Dr. Lambert is an Assistant Professor of Clinical Pediatrics at the Children’s Hospital of Philadelphia and Medical Director of the Special Coagulation Laboratory at CHOP. She graduated from UMDNJ-New Jersey Medical School (now Rutgers) and completed her pediatric residency at St. Christopher’s Hospital for Children followed by a year as Chief Resident. She then moved the Children’s Hospital of Philadelphia were she completed her fellowship in pediatric hematology/oncology. She received her Masters in Translational Medicine in 2001. Her research efforts have focused on understanding the control of platelet production by megakaryocytes (the cells that make platelets) and the ways in which genetics influence platelet function and number in various clinical scenarios including ITP and inherited platelet disorders. Dr. Lambert serves on the PDSA Board of Medical Advisors.
Howard A. Liebman, MD

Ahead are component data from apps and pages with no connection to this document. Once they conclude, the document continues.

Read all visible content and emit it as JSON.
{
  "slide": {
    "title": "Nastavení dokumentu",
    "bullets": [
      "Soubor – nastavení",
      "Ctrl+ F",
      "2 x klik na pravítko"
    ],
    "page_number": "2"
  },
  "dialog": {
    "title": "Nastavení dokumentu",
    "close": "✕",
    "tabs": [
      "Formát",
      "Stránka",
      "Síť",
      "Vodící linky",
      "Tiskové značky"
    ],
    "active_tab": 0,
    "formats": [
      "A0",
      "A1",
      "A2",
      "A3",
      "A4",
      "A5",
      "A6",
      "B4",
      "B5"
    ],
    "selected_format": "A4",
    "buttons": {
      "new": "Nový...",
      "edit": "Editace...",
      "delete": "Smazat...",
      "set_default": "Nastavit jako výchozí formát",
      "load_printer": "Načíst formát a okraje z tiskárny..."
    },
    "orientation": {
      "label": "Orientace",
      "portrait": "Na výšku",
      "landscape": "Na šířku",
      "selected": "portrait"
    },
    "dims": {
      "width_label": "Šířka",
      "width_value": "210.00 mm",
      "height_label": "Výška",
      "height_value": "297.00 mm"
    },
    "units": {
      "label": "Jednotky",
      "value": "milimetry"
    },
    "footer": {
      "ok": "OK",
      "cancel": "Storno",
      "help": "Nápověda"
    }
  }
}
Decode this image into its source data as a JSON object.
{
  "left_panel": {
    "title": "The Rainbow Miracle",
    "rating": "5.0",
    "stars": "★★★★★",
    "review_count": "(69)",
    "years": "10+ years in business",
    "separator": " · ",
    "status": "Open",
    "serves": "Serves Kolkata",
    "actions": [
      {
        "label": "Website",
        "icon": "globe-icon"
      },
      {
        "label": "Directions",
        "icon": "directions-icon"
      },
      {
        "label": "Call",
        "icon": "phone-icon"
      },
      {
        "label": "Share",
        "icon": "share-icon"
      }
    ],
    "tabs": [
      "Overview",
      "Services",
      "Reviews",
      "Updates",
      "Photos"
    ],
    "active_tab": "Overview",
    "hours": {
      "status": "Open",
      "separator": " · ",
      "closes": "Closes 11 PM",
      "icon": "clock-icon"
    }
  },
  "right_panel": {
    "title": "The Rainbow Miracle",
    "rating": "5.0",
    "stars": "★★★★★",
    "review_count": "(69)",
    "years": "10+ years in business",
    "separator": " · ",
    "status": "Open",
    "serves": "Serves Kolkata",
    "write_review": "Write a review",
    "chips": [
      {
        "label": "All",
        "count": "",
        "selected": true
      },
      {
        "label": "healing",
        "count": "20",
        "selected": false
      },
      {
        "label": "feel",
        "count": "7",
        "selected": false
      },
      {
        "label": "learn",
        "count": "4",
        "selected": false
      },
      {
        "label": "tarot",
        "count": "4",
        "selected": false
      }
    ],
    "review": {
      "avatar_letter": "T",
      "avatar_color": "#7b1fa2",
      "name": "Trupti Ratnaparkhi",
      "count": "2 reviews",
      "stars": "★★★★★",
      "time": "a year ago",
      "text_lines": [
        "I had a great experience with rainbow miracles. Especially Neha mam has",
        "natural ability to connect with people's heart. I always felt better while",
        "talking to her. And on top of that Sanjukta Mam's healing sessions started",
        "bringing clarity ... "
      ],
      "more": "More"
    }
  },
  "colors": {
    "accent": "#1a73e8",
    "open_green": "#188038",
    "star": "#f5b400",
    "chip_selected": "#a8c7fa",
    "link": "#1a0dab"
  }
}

Dr. Howard Liebman is Professor of Medicine and Pathology at the University of Southern California (USC) Keck School of Medicine, Los Angeles, CA. He serves as Medical Director of the Special Hemostasis Laboratory at the USC NorrisComprehensiveCancerCenter and is Director of the fellowship program in hematology. Dr. Liebman received his medical degree from USC and completed his postgraduate training including a residency in internal medicine and fellowships in medical oncology and hematology at Los AngelesCounty - University of Southern California Medical Center. Dr. Liebman completed a research fellowship at TuftsUniversity - New EnglandMedicalCenter, Boston, MA, and held faculty positions at TuftsUniversity and BostonUniversity, before returning to USC. Dr. Liebman's research interests include clinical management and characterization of haemostatic and thrombotic disorders, management of autoimmune blood disorders, and clinical therapy of HIV and AIDS. He has authored or co-authored 85 peer-reviewed publications and 26 reviews and chapters. Dr. Liebman also serves on the PDSA Board of Medical Advisors.
John W. Semple, PhD
Dr. John Semple received his PhD in Immunology from Queen's University in 1986 and trained as a Post-Doctoral Fellow in the Banting and Best Department of Medical Research of the C.H. Best Institute, University of Toronto from 1986-1990. He joined St. Michael’s Hospital in 1990 and was a Senior Staff Scientist and Head of the Toronto Platelet Immunobiology Group at the Keenan Research Centre for Biomedical Sciences. He was also a Professor in the Departments of Pharmacology, Medicine and Laboratory Medicine and Pathobiology at the University of Toronto and an Adjunct Scientist with Canadian Blood Services. He joined Lund University in 2016 as a Professor of Transfusion Medicine of St. Michael’s Hospital. Dr. Semple has published over 120 papers on platelet immunology. His research activities include several areas including anti-platelet T cell responses in patients with acute and chronic ITP, the analysis of how platelet antigens are recognized by the immune system, and how platelets may act as immune-like cells that are responsible for initiating and perpetuating their own autoimmune demise. Dr. Semple also serves on the PDSA Board of Medical Advisors.
Michael Tarantino, MD
Dr. Michael Tarantino is a Professor of Pediatrics and Medicine at the University of Illinois College of Medicine-Peoria and Medical Director of the Bleeding & Clotting Disorders Institute. He received a doctoral degree in medicine from the University of Wisconsin School of Medicine in 1987. He completed an internship and residency at the University of Arizona Health Sciences Center and a Fellowship in Pediatric Hematology/Oncology at the University of Wisconsin School of Medicine. Dr. Tarantino first became interested in ITP during his residency in 1988. Since that time he has designed and/or participated in numerous clinical investigations related to ITP and other platelet disorders. He has authored numerous publications relevant to the diagnosis and management of ITP, especially as it occurs in children. He is also active in hemophilia and other bleeding disorders research, and founded The Bleeding and Clotting Disorders Institute in 2010. Dr. Tarantino serves on the PDSA Board of Medical Advisors.